[SUPPLIED INFORMATION — start]
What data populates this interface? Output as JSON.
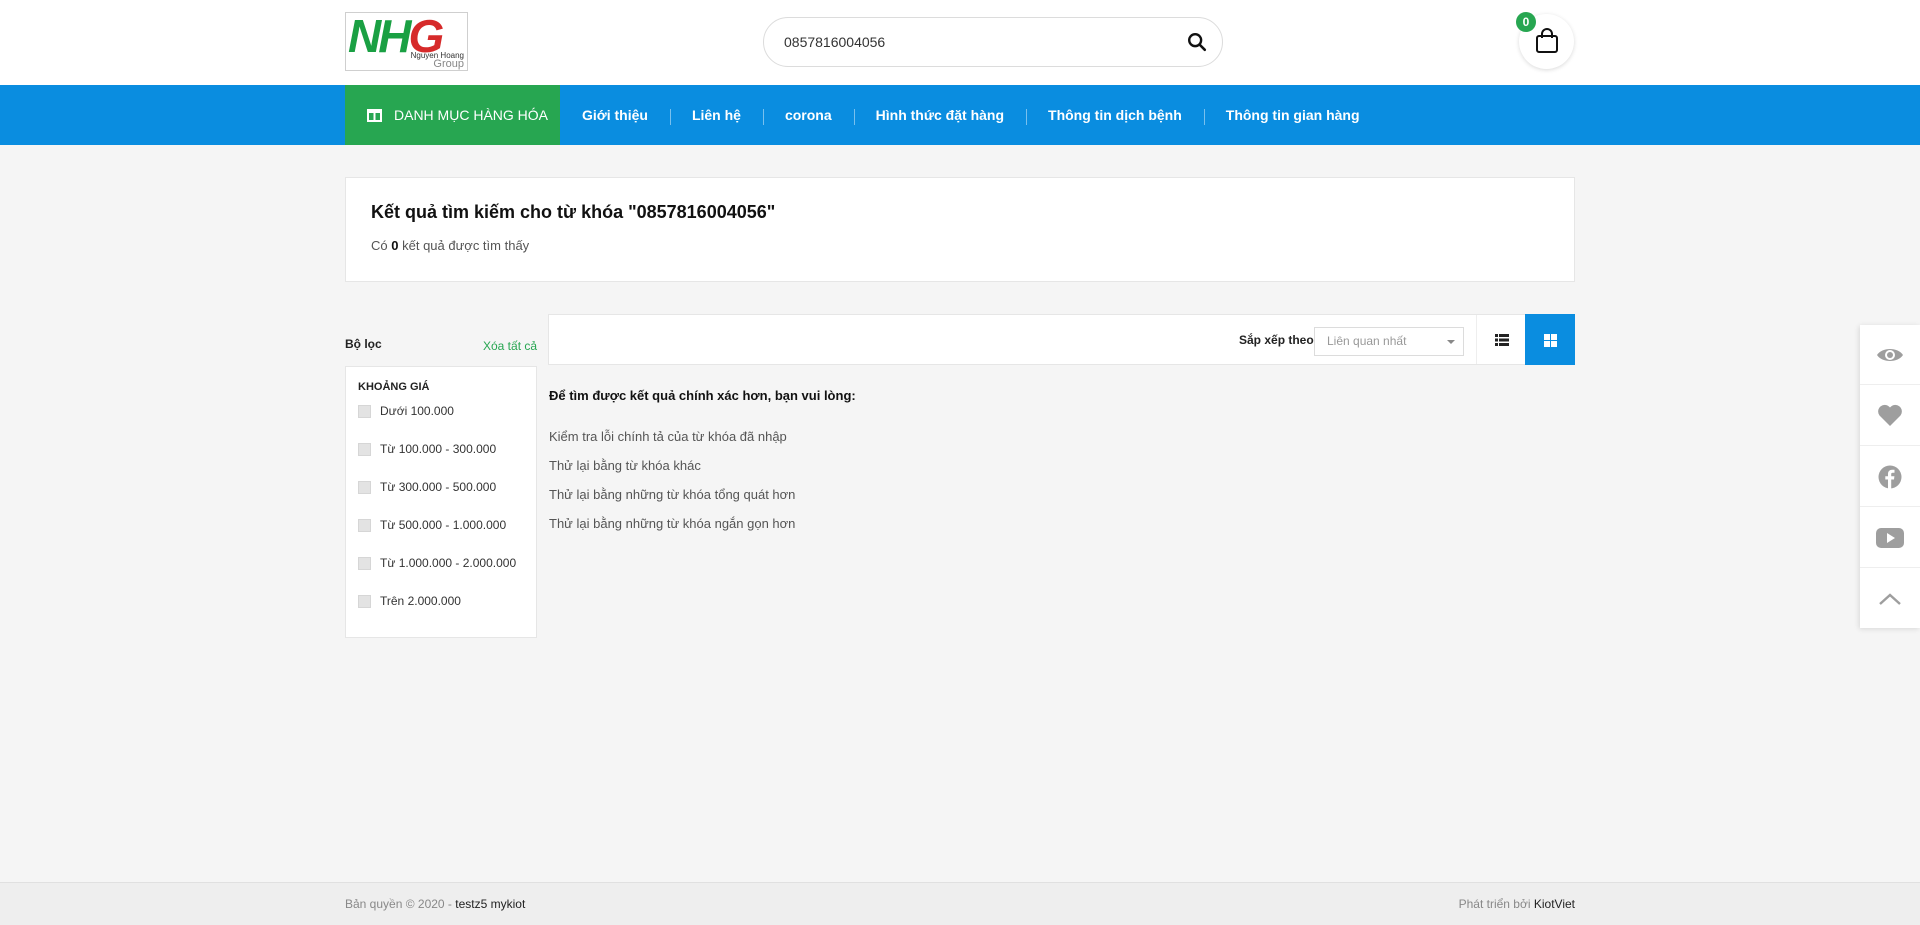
{
  "header": {
    "logo": {
      "letters_n": "N",
      "letters_h": "H",
      "letters_g": "G",
      "line1": "Nguyen Hoang",
      "line2": "Group"
    },
    "search": {
      "value": "0857816004056",
      "icon": "search-icon"
    },
    "cart": {
      "count": "0",
      "icon": "shopping-bag-icon"
    }
  },
  "nav": {
    "category_label": "DANH MỤC HÀNG HÓA",
    "items": [
      {
        "label": "Giới thiệu"
      },
      {
        "label": "Liên hệ"
      },
      {
        "label": "corona"
      },
      {
        "label": "Hình thức đặt hàng"
      },
      {
        "label": "Thông tin dịch bệnh"
      },
      {
        "label": "Thông tin gian hàng"
      }
    ]
  },
  "results": {
    "title": "Kết quả tìm kiếm cho từ khóa \"0857816004056\"",
    "count_prefix": "Có",
    "count": "0",
    "count_suffix": "kết quả được tìm thấy"
  },
  "filter": {
    "title": "Bộ lọc",
    "clear_all": "Xóa tất cả",
    "price_heading": "KHOẢNG GIÁ",
    "options": [
      {
        "label": "Dưới 100.000"
      },
      {
        "label": "Từ 100.000 - 300.000"
      },
      {
        "label": "Từ 300.000 - 500.000"
      },
      {
        "label": "Từ 500.000 - 1.000.000"
      },
      {
        "label": "Từ 1.000.000 - 2.000.000"
      },
      {
        "label": "Trên 2.000.000"
      }
    ]
  },
  "toolbar": {
    "sort_label": "Sắp xếp theo",
    "sort_value": "Liên quan nhất",
    "active_view": "grid"
  },
  "suggestions": {
    "title": "Để tìm được kết quả chính xác hơn, bạn vui lòng:",
    "items": [
      "Kiểm tra lỗi chính tả của từ khóa đã nhập",
      "Thử lại bằng từ khóa khác",
      "Thử lại bằng những từ khóa tổng quát hơn",
      "Thử lại bằng những từ khóa ngắn gọn hơn"
    ]
  },
  "floating_bar": [
    "eye-icon",
    "heart-icon",
    "facebook-icon",
    "youtube-icon",
    "chevron-up-icon"
  ],
  "footer": {
    "copyright": "Bản quyền © 2020 -",
    "site_name": "testz5 mykiot",
    "developed_by": "Phát triển bởi",
    "developer": "KiotViet"
  },
  "colors": {
    "primary": "#0a8de0",
    "accent": "#27a651",
    "logo_red": "#d62a2a"
  }
}
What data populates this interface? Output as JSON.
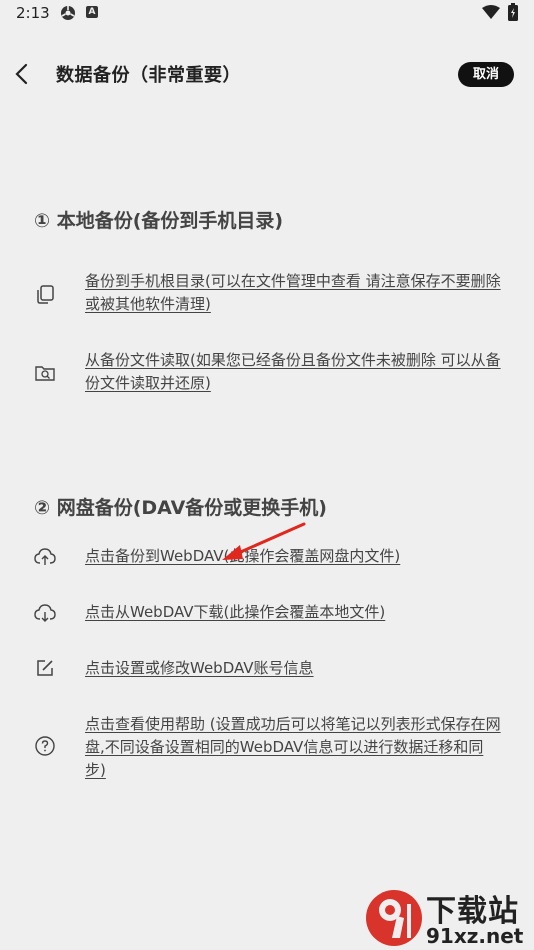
{
  "status_bar": {
    "time": "2:13",
    "app_badge": "A"
  },
  "header": {
    "title": "数据备份（非常重要）",
    "cancel_label": "取消"
  },
  "local_section": {
    "title": "① 本地备份(备份到手机目录)",
    "items": [
      {
        "icon": "copy-icon",
        "text": "备份到手机根目录(可以在文件管理中查看 请注意保存不要删除或被其他软件清理)"
      },
      {
        "icon": "folder-search-icon",
        "text": "从备份文件读取(如果您已经备份且备份文件未被删除 可以从备份文件读取并还原)"
      }
    ]
  },
  "cloud_section": {
    "title": "② 网盘备份(DAV备份或更换手机)",
    "items": [
      {
        "icon": "cloud-upload-icon",
        "text": "点击备份到WebDAV(此操作会覆盖网盘内文件)"
      },
      {
        "icon": "cloud-download-icon",
        "text": "点击从WebDAV下载(此操作会覆盖本地文件)"
      },
      {
        "icon": "edit-icon",
        "text": "点击设置或修改WebDAV账号信息"
      },
      {
        "icon": "help-icon",
        "text": "点击查看使用帮助 (设置成功后可以将笔记以列表形式保存在网盘,不同设备设置相同的WebDAV信息可以进行数据迁移和同步)"
      }
    ]
  },
  "watermark": {
    "line1": "下载站",
    "line2": "91xz.net"
  },
  "colors": {
    "accent": "#111111",
    "background": "#efefef",
    "arrow": "#e0281e",
    "watermark_red": "#d9342b"
  }
}
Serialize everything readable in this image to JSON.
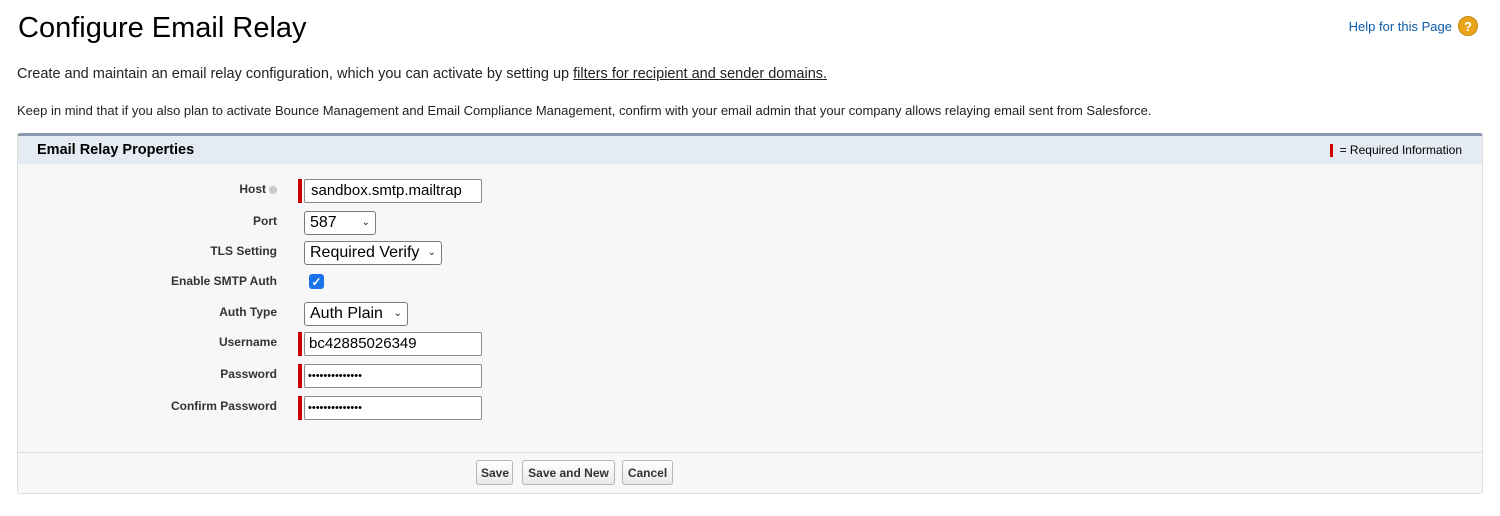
{
  "header": {
    "title": "Configure Email Relay",
    "help_link": "Help for this Page",
    "help_icon": "question-icon"
  },
  "intro": {
    "text": "Create and maintain an email relay configuration, which you can activate by setting up ",
    "link": "filters for recipient and sender domains."
  },
  "note": "Keep in mind that if you also plan to activate Bounce Management and Email Compliance Management, confirm with your email admin that your company allows relaying email sent from Salesforce.",
  "panel": {
    "title": "Email Relay Properties",
    "required_legend": "= Required Information"
  },
  "form": {
    "host": {
      "label": "Host",
      "value": "sandbox.smtp.mailtrap"
    },
    "port": {
      "label": "Port",
      "value": "587"
    },
    "tls": {
      "label": "TLS Setting",
      "value": "Required Verify"
    },
    "smtp_auth": {
      "label": "Enable SMTP Auth",
      "checked": true
    },
    "auth_type": {
      "label": "Auth Type",
      "value": "Auth Plain"
    },
    "username": {
      "label": "Username",
      "value": "bc42885026349"
    },
    "password": {
      "label": "Password",
      "value": "••••••••••••••"
    },
    "confirm_password": {
      "label": "Confirm Password",
      "value": "••••••••••••••"
    }
  },
  "buttons": {
    "save": "Save",
    "save_and_new": "Save and New",
    "cancel": "Cancel"
  },
  "colors": {
    "required": "#cc0000",
    "link": "#0e5ca8",
    "header_bar": "#e5ebf2",
    "checkbox": "#1a73e8"
  }
}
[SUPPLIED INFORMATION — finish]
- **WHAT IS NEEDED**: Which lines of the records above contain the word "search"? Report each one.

- **TASK SOLUTION**:
    "search": {
      "icon": "search-icon"
        "icon": "folder-search-icon",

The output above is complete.